347 West 36th Street
New York, NY 10018
Saturday, April 1, 2017
Liz DeLuna Associate Professor of Design St. John’s University
Doug Clouse President, Type Directors Club Principal, The Graphics Office
Thomas Jockin Founder of TypeThursday Adjunct Professor Queen’s College, CUNY and Fashion Institute of Technology, SUNY
Amy Papaelias Assistant Professor Graphic Design SUNY New Paltz Co-founder of Alphabettes.org
John Gambell Senior Critic Yale School of Art Yale University Printer
Juliette Cezzar Designer, Writer Assistant Professor Communication Design Parsons School of Design, The New School
Educators discuss Graphic Design Programs at the Type Directors Club, Saturday, November 12, 2pm–5pm.
What challenges and obstacles do graphic design programs encounter today as they work to balance the multitude of critical thinking, and conceptual and technical skills needed to help students grow into thoughtful, adept and culturally aware design practitioners? How do programs housed in liberal arts institutions differ from those in art schools? We invite you to join educators in a conversation on the teaching of design in institutions with varied pedagogies and student communities.
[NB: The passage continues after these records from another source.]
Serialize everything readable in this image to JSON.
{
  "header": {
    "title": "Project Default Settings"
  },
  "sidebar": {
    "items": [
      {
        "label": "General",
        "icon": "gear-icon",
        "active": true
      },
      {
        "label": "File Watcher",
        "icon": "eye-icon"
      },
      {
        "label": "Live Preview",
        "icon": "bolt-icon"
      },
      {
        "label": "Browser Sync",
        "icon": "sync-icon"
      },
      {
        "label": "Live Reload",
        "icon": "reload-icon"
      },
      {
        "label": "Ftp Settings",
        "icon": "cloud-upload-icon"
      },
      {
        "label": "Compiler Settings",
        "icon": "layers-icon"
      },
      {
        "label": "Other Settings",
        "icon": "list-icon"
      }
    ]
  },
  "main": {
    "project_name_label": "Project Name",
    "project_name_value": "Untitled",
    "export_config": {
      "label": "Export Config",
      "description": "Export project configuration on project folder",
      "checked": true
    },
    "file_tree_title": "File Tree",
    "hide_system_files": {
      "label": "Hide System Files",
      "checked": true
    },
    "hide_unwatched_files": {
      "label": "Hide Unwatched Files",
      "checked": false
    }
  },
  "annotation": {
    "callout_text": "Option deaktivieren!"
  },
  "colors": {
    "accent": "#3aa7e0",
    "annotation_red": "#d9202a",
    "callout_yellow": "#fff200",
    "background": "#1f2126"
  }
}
Liz Deluna Associate Professor of Design St. John’s University
Mark Zurolo Associate Professor of Design University of Connecticut
Robin Landa Distinguished Professor Robert Busch School of Design Michael Graves College Kean University
Allan Espiritu Associate Professor Graphic Design Graphic Design Program Director Rutgers University
Dan Wong Associate Professor Communication Design New York City College of Technology, CUNY
Nick Rock Assistant Professor Graphic Design Boston University
Jessica Wexler Assistant Professor Graphic Design Purchase College, SUNY
Kelly Walters Assistant Professor Graphic Design University of Connecticut
Sponsored by AIGA/NY
Hosted by Type Directors Club
Saturday, November 12, 2016
Type Directors Club
347 West 36th Street, Suite 603
New York, NY 10018
Chair: Dan Wong, New York City College of Technology, City University of New York
Mike Zender, University of Cincinnati; Visible Language
Elizabeth Guffey, State University of New York at Purchase; Design & Culture
Aaris Sherin, St. John’s University; Design Incubation
David Cabianca, York University
Discussant: Kathryn Weinstein, Queen’s College, City University of New York
Design programs in American colleges and universities are adding design research, contemporary practice, and publishing that demonstrates rigor and impact factor to the requirements of design educators’ scholarly activities. With these changing requirements, the need for reputable and established modes of dissemination has reached a critical mass.
From practice to theory, this panel examines research formats, forms of investigation, representation of research, venues, organizations, and publishing opportunities available to Communication Design educators and researchers. It will discuss contemporary design research approaches and formats, and note various organizations and publishing outlets accessible to educators, researchers, and practitioners of design. In conclusion, the panel will explore where practice fits within academia.
The 2016 Design Incubation Fellowship was held January 14–16, 2016 at St. John’s University’s Manhattan campus. This year’s participants may choose to pursue one of two modes for engaging with original research projects.
2016 Design Incubation Fellows:
Jen Roos, Mercy College, NY
Gigi Polo, Parsons The New School for Design, NY
Gennifer Weisenfeld, Duke University, NC
Steffi Duarte, Cooper Hewitt, Smithsonian Design Museum, NY
Dimitry Tetin, State University of New York, New Paltz
Aaron Ganci, Indiana University–Purdue University, IN
Meaghan Barry, Oakland University, MI
Anna Pinkas, Borough of Manhattan Community College, NY
Janet Esquirol, Borough of Manhattan Community College, NY